In this case, Judge Indar was given ample opportunity to controvert the charges against him. While there is no proof that Judge Indar personally received the notices of hearing issued by the Investigating Justices, the first two notices of hearing were received by one MustaphaRandang of the Clerk of Court, RTC-Cotabato, while one of the notices was received by a certain Mrs. Asok, who were presumably authorized and capable to receive notices on behalf of Judge Indar.

Further, Judge Indar cannot feign ignorance of the administrative investigation against him because aside from the fact that the Court’s Resolution suspending him was mailed to him, his preventive suspension was reported in major national newspapers.18 Moreover, Judge Indarwas repeatedly sent notices of hearings to his known addresses. Thus, there was due notice on Judge Indar of the charges against him. However, Judge Indar still failed to file his explanation and appear at the scheduled hearings.
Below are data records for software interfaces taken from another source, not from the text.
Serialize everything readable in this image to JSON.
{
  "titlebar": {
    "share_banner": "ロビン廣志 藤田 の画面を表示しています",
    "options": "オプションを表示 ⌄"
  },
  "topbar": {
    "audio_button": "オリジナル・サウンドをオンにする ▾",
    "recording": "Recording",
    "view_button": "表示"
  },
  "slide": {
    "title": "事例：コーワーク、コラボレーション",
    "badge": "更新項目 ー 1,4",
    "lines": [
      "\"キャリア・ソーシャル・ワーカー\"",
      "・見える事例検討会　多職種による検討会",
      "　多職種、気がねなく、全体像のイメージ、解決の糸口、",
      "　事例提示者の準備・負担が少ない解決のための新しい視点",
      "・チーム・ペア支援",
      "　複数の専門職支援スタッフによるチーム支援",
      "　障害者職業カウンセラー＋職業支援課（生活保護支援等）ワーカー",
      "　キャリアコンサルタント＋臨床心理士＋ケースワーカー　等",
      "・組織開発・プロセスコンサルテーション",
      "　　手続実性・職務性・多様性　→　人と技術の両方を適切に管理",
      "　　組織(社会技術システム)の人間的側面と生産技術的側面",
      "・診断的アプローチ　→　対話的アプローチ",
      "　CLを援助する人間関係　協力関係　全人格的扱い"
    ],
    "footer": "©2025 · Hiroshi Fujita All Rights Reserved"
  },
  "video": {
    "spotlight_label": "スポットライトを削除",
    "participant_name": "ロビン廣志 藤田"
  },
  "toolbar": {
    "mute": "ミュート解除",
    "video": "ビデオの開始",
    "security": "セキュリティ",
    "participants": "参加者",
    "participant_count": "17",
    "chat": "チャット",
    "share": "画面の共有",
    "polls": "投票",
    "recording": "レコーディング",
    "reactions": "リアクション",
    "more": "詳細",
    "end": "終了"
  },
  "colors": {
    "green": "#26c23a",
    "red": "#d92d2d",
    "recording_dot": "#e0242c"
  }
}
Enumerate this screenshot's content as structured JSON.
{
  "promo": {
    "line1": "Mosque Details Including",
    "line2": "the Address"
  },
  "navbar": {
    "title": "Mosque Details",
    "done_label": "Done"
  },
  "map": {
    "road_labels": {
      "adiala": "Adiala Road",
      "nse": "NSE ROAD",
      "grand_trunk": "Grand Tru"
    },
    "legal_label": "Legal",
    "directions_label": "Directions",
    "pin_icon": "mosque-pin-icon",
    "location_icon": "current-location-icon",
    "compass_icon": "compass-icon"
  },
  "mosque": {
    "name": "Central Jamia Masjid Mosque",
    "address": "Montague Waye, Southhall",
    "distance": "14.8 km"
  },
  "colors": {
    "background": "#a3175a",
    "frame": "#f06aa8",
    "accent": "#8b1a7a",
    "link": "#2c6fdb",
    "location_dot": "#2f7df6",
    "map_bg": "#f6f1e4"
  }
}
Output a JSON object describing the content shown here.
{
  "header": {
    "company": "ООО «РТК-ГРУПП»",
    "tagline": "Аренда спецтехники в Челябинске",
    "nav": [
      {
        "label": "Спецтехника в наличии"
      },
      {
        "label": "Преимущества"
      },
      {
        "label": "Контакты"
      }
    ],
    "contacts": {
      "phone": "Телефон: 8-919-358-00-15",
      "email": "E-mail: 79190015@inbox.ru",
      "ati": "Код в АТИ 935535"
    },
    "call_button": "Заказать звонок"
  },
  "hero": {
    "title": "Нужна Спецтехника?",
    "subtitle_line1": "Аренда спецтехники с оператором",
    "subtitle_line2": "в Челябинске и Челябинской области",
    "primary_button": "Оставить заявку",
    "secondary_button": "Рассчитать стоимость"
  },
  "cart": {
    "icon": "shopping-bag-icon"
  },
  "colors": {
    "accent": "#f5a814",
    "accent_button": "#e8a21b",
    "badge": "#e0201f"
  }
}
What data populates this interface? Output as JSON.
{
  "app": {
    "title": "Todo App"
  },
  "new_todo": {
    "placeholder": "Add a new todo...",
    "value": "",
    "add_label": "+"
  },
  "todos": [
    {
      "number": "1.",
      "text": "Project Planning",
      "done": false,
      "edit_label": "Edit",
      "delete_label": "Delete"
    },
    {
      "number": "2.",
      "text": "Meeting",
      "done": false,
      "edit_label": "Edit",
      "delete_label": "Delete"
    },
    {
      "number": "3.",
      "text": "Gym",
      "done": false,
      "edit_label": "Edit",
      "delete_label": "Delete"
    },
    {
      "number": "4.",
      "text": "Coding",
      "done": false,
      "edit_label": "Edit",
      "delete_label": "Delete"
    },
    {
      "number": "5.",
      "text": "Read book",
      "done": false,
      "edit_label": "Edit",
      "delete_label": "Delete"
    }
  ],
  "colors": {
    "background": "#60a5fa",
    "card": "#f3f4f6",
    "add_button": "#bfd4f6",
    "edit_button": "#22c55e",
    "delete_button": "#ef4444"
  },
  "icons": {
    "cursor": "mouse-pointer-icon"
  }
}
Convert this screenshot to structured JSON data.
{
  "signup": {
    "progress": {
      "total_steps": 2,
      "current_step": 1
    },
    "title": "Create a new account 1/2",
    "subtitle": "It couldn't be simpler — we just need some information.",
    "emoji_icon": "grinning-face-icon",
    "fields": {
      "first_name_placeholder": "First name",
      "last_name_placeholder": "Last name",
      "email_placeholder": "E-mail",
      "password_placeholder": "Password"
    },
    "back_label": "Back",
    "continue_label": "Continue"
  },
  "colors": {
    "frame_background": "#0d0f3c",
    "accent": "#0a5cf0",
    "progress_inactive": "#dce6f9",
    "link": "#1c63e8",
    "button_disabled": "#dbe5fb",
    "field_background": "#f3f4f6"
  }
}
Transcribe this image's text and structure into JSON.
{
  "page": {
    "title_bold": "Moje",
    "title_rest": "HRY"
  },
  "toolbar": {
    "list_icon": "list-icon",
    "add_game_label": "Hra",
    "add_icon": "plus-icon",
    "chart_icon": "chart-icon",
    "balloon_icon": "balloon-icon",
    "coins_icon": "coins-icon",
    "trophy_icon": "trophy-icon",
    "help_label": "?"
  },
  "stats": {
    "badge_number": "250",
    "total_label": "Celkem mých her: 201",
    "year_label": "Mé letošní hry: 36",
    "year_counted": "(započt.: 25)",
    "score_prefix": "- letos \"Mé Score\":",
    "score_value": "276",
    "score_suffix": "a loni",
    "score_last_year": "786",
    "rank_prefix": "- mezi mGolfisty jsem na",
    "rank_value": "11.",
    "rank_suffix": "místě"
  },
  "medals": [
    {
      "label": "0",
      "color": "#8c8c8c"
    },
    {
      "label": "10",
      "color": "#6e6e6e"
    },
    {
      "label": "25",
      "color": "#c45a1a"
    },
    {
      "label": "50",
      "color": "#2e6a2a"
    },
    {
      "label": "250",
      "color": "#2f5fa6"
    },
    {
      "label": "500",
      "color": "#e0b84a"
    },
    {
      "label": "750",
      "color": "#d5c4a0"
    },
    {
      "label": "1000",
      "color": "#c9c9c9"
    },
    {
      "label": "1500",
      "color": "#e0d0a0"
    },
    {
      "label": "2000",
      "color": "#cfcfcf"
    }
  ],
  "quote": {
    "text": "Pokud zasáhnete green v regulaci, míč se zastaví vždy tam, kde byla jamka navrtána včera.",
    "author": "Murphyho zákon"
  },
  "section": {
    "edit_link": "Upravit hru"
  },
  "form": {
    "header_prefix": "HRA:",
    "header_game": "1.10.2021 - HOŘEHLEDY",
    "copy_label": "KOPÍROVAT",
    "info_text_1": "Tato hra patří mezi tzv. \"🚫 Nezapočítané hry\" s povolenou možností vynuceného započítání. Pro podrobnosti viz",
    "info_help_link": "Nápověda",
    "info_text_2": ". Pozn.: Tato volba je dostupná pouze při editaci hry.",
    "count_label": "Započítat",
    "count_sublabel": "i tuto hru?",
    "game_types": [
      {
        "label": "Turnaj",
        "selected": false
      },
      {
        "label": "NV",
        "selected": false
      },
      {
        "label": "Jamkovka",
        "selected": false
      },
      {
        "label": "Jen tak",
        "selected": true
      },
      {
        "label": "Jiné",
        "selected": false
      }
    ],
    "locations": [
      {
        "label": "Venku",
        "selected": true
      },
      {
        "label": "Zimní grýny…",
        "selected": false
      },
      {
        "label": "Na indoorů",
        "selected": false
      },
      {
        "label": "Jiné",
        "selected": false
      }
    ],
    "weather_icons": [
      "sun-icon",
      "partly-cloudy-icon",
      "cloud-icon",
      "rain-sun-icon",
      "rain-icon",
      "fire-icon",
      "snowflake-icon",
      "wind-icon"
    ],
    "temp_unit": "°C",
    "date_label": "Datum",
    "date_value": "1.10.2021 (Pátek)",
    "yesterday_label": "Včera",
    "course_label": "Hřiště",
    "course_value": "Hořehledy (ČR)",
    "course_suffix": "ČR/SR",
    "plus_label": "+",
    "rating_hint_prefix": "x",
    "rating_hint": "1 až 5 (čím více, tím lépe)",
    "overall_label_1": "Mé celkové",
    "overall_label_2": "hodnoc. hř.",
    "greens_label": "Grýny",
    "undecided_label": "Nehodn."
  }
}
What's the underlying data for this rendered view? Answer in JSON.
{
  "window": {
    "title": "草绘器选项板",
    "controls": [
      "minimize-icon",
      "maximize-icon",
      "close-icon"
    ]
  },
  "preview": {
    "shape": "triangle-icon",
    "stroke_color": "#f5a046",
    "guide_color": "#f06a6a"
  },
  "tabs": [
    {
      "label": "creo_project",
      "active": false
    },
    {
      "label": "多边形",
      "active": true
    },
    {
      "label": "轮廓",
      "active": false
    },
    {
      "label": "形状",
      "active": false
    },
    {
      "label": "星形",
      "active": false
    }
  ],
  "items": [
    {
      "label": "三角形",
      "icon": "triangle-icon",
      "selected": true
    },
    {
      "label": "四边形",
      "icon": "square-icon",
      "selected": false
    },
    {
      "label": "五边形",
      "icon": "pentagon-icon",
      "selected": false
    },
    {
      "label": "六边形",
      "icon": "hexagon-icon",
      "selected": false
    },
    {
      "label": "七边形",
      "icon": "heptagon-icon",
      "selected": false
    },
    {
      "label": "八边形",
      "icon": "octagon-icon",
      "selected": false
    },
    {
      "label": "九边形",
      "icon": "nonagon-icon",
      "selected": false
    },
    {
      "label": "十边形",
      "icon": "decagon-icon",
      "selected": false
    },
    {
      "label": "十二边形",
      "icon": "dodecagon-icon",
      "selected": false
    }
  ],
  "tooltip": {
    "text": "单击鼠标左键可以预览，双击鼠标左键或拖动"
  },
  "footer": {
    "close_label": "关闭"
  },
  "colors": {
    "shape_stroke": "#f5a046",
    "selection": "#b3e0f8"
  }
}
Consequently, the investigation proceededex parte in accordance with Section 4, Rule 140 of the Rules of Court.19
Public office is a public trust.20 This constitutional principle requires a judge, like any other public servant and more so because of his exalted position in the Judiciary, to exhibit at all times the highest degree of honesty and integrity.21 As the visible representation of the law tasked with dispensing justice, a judge should conduct himself at all times in a manner that would merit the respect and confidence of the people.22
 x x x."
law and justice foundation,law and justice symbol,law justice and morality,law or justice 1988,relationship between law and justice,difference between law and justice,law and justice careers,law and justice essay law and justice foundation,law and justice symbol,law justice and morality,law or justice 1988,relationship between law and justice,difference between law and justice,law and justice careers,law and justice essay